The input section start

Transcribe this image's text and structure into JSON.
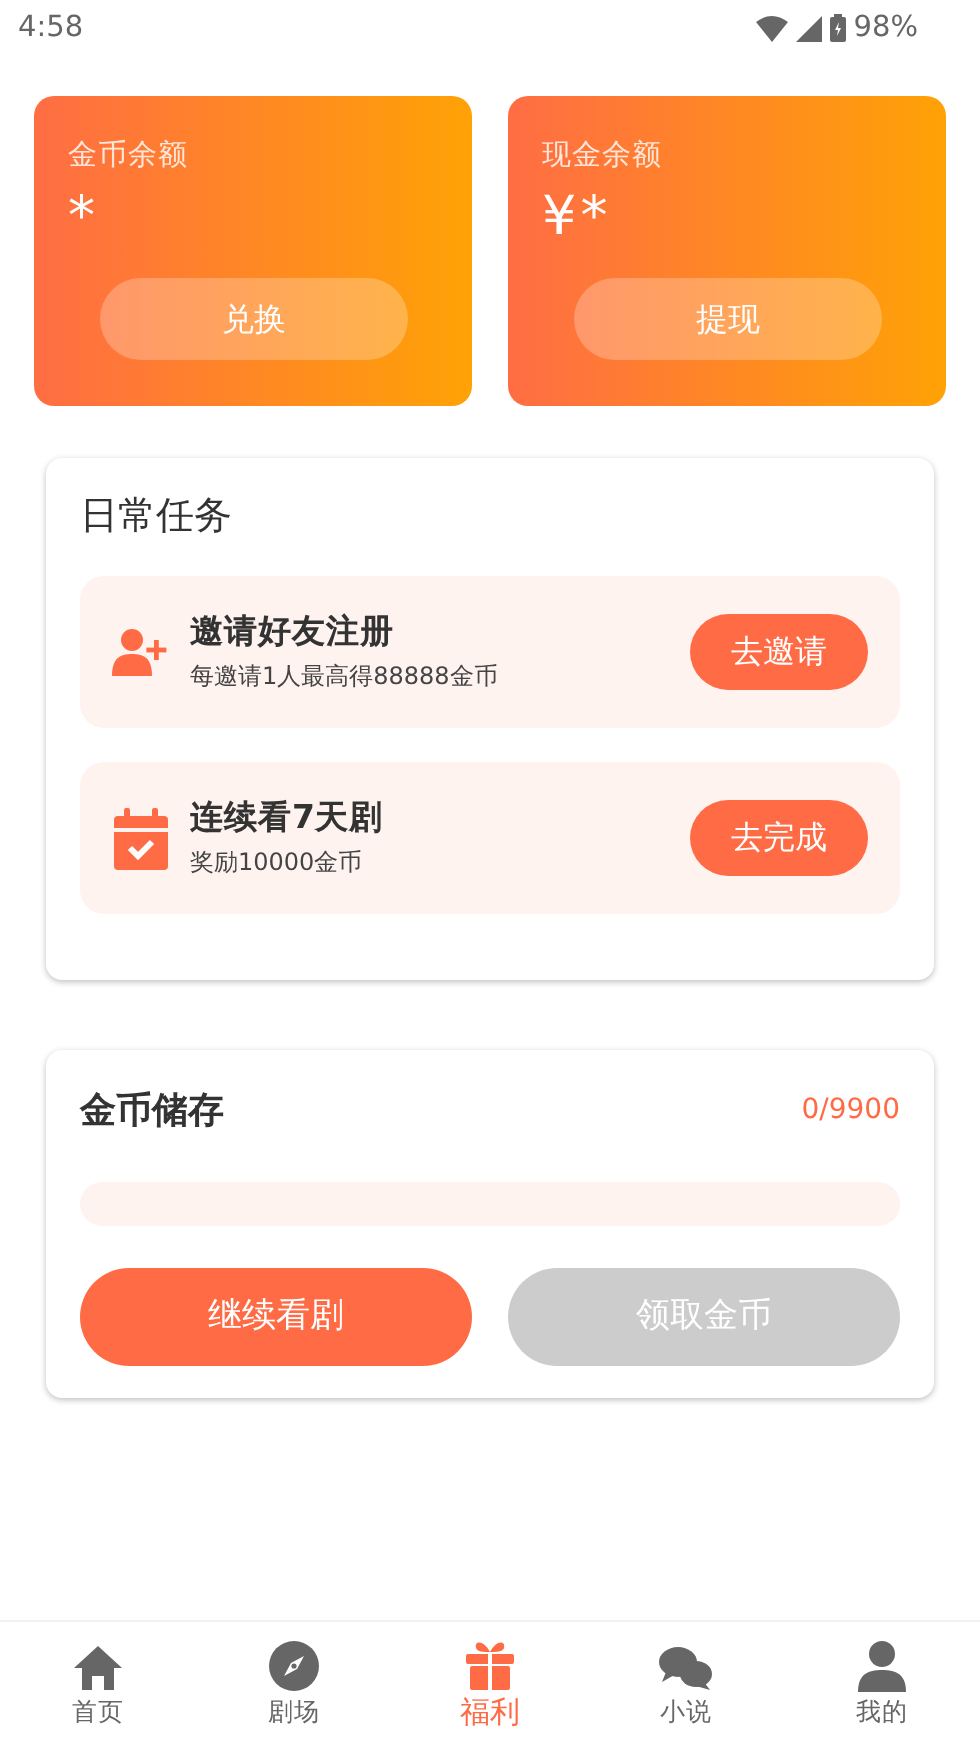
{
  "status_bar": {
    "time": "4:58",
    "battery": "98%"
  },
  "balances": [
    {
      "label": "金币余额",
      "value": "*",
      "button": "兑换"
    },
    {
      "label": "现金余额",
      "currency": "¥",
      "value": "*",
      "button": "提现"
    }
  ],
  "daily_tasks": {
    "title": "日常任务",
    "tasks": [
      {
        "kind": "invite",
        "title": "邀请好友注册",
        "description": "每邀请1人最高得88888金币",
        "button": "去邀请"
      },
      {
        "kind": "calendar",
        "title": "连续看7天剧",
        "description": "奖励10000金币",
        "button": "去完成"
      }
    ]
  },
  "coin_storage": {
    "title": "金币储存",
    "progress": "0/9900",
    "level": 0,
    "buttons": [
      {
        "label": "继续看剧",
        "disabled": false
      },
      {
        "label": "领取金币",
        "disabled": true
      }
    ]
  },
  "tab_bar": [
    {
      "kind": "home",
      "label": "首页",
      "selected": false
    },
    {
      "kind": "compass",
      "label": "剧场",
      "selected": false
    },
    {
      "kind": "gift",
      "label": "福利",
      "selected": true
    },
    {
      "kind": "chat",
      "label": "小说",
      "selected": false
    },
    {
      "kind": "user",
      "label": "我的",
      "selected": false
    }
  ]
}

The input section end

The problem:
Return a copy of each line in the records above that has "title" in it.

Response:
    "title": "日常任务",
        "title": "邀请好友注册",
        "title": "连续看7天剧",
    "title": "金币储存",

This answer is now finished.